She nodded. “I have to read that again,” she said.
And we've left it there, for it seems to me that often is the case that those of us who have invested in dogs, and perhaps do not have kids, and especially those who accumulate several dogs--like the splendid couple who adopt unwanted huskies with wolf in them, and nurture them in a manner that tames them into shy softies--are more dog people than people persons, though I am the exception.
Fact is, what makes dog beach so unique and heart warming is that we all, over time, achieve such concern for each others dogs that we ultimately trust and grow concerned for each other, hoping our dogs will stay healthy and live for ever, and grieve when we lose a dog, and cheer when a new one takes its place.
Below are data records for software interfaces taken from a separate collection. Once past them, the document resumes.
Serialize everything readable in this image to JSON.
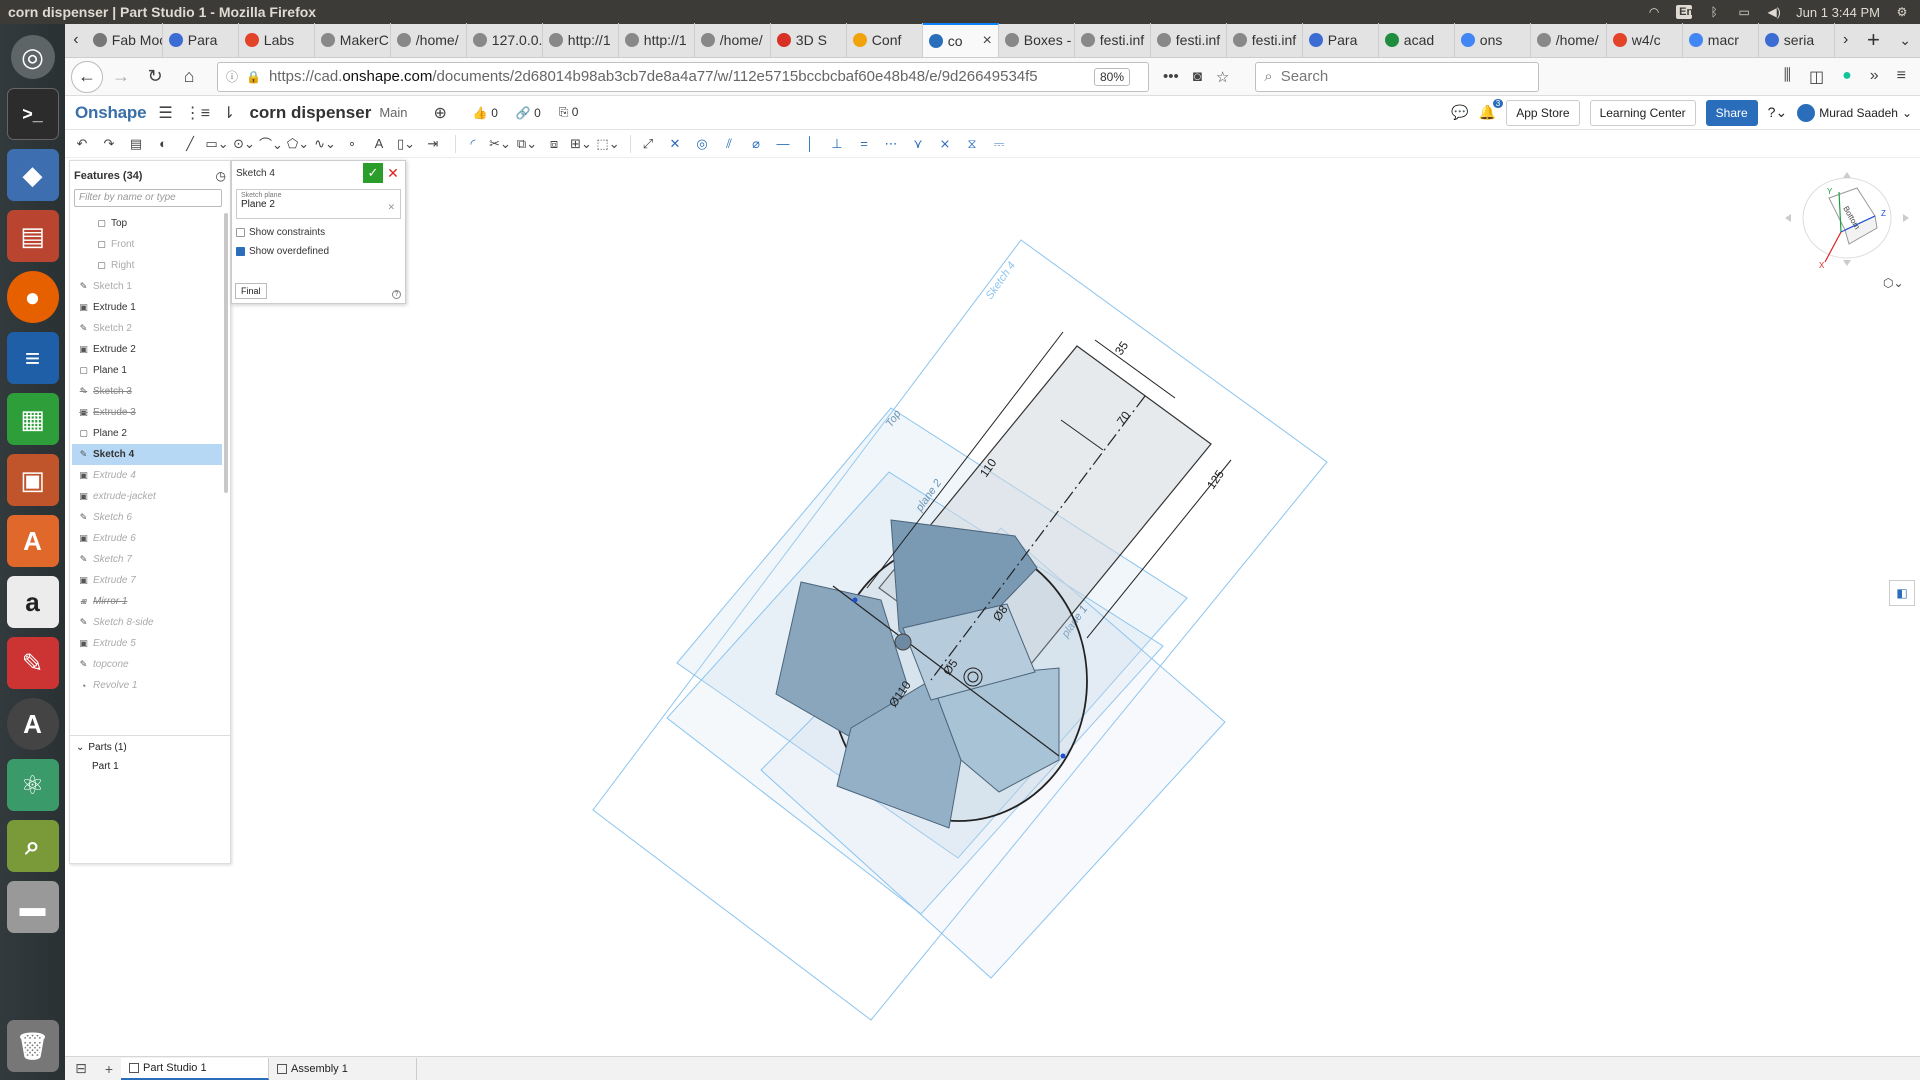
{
  "window": {
    "title": "corn dispenser | Part Studio 1 - Mozilla Firefox"
  },
  "system_tray": {
    "keyboard": "En",
    "datetime": "Jun 1  3:44 PM"
  },
  "browser": {
    "tabs": [
      {
        "label": "Fab Moc",
        "color": "#777777"
      },
      {
        "label": "Para",
        "color": "#3b6cd4"
      },
      {
        "label": "Labs",
        "color": "#e24329"
      },
      {
        "label": "MakerC",
        "color": "#888888"
      },
      {
        "label": "/home/",
        "color": "#888888"
      },
      {
        "label": "127.0.0.",
        "color": "#888888"
      },
      {
        "label": "http://1",
        "color": "#888888"
      },
      {
        "label": "http://1",
        "color": "#888888"
      },
      {
        "label": "/home/",
        "color": "#888888"
      },
      {
        "label": "3D S",
        "color": "#d93025"
      },
      {
        "label": "Conf",
        "color": "#f0a30a"
      },
      {
        "label": "co",
        "color": "#2a6ebb",
        "active": true
      },
      {
        "label": "Boxes -",
        "color": "#888888"
      },
      {
        "label": "festi.inf",
        "color": "#888888"
      },
      {
        "label": "festi.inf",
        "color": "#888888"
      },
      {
        "label": "festi.inf",
        "color": "#888888"
      },
      {
        "label": "Para",
        "color": "#3b6cd4"
      },
      {
        "label": "acad",
        "color": "#1e8e3e"
      },
      {
        "label": "ons",
        "color": "#4285f4"
      },
      {
        "label": "/home/",
        "color": "#888888"
      },
      {
        "label": "w4/c",
        "color": "#e24329"
      },
      {
        "label": "macr",
        "color": "#4285f4"
      },
      {
        "label": "seria",
        "color": "#3b6cd4"
      }
    ],
    "url_prefix": "https://cad.",
    "url_domain": "onshape.com",
    "url_rest": "/documents/2d68014b98ab3cb7de8a4a77/w/112e5715bccbcbaf60e48b48/e/9d26649534f5",
    "zoom": "80%",
    "search_placeholder": "Search"
  },
  "onshape": {
    "logo": "Onshape",
    "document_name": "corn dispenser",
    "branch": "Main",
    "likes": "0",
    "links": "0",
    "copies": "0",
    "notif_count": "3",
    "app_store": "App Store",
    "learning_center": "Learning Center",
    "share": "Share",
    "user": "Murad Saadeh"
  },
  "features": {
    "header": "Features (34)",
    "filter_placeholder": "Filter by name or type",
    "items": [
      {
        "label": "Top",
        "kind": "plane",
        "state": "normal"
      },
      {
        "label": "Front",
        "kind": "plane",
        "state": "dimplane"
      },
      {
        "label": "Right",
        "kind": "plane",
        "state": "dimplane"
      },
      {
        "label": "Sketch 1",
        "kind": "sketch",
        "state": "dimplane"
      },
      {
        "label": "Extrude 1",
        "kind": "extrude",
        "state": "normal"
      },
      {
        "label": "Sketch 2",
        "kind": "sketch",
        "state": "dimplane"
      },
      {
        "label": "Extrude 2",
        "kind": "extrude",
        "state": "normal"
      },
      {
        "label": "Plane 1",
        "kind": "planefeat",
        "state": "normal"
      },
      {
        "label": "Sketch 3",
        "kind": "sketch",
        "state": "strike"
      },
      {
        "label": "Extrude 3",
        "kind": "extrude",
        "state": "strike"
      },
      {
        "label": "Plane 2",
        "kind": "planefeat",
        "state": "normal"
      },
      {
        "label": "Sketch 4",
        "kind": "sketch",
        "state": "selected"
      },
      {
        "label": "Extrude 4",
        "kind": "extrude",
        "state": "dim"
      },
      {
        "label": "extrude-jacket",
        "kind": "extrude",
        "state": "dim"
      },
      {
        "label": "Sketch 6",
        "kind": "sketch",
        "state": "dim"
      },
      {
        "label": "Extrude 6",
        "kind": "extrude",
        "state": "dim"
      },
      {
        "label": "Sketch 7",
        "kind": "sketch",
        "state": "dim"
      },
      {
        "label": "Extrude 7",
        "kind": "extrude",
        "state": "dim"
      },
      {
        "label": "Mirror 1",
        "kind": "mirror",
        "state": "dimstrike"
      },
      {
        "label": "Sketch 8-side",
        "kind": "sketch",
        "state": "dim"
      },
      {
        "label": "Extrude 5",
        "kind": "extrude",
        "state": "dim"
      },
      {
        "label": "topcone",
        "kind": "sketch",
        "state": "dim"
      },
      {
        "label": "Revolve 1",
        "kind": "revolve",
        "state": "dim"
      }
    ],
    "parts_header": "Parts (1)",
    "parts": [
      "Part 1"
    ]
  },
  "sketch_dialog": {
    "title": "Sketch 4",
    "plane_label": "Sketch plane",
    "plane_value": "Plane 2",
    "show_constraints": "Show constraints",
    "show_overdefined": "Show overdefined",
    "final": "Final"
  },
  "viewport": {
    "plane_labels": [
      "Sketch 4",
      "Top",
      "plane 2",
      "plane 1"
    ],
    "dimensions": [
      "35",
      "70",
      "110",
      "125",
      "Ø110",
      "Ø8",
      "Ø5"
    ],
    "cube_face": "Bottom",
    "cube_axes": [
      "Y",
      "Z",
      "X"
    ]
  },
  "bottom_tabs": [
    "Part Studio 1",
    "Assembly 1"
  ],
  "launcher_icons": [
    "ubuntu-icon",
    "terminal-icon",
    "cube-app-icon",
    "files-icon",
    "firefox-icon",
    "writer-icon",
    "calc-icon",
    "impress-icon",
    "software-center-icon",
    "amazon-icon",
    "settings-icon",
    "updater-icon",
    "atom-icon",
    "image-viewer-icon",
    "drive-icon",
    "trash-icon"
  ]
}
Kay's Millie, a low-key black Lab of ten who moves very slowly and always says hello, was due for major stomach surgery. We discussed it. I told her I'd hate to see Millie go through extensive surgery that would incapacitate her for a long while, would hate to see her suffer. Kay said she planned to go through with it. I wished her well, and good luck.
That whole weekend I wondered how Millie was doing, hoping for the best, realizing I might not see Kay or Millie for a while, and perhaps not Millie ever again.
But I was surprised when I ran into them a couple days later.
“I canceled the surgery,” Kay said. “And thank you for helping me make a decision. I really appreciate your input. Millie's full of life and having a good time, so we're going to ride it out as long as we can.”
“She's a happy girl,” I said.
“Yes she is.”
I've lived on one beach or another since 1970. I love the beach. But nobody loves a beach, and especially a dog beach, more than a dog.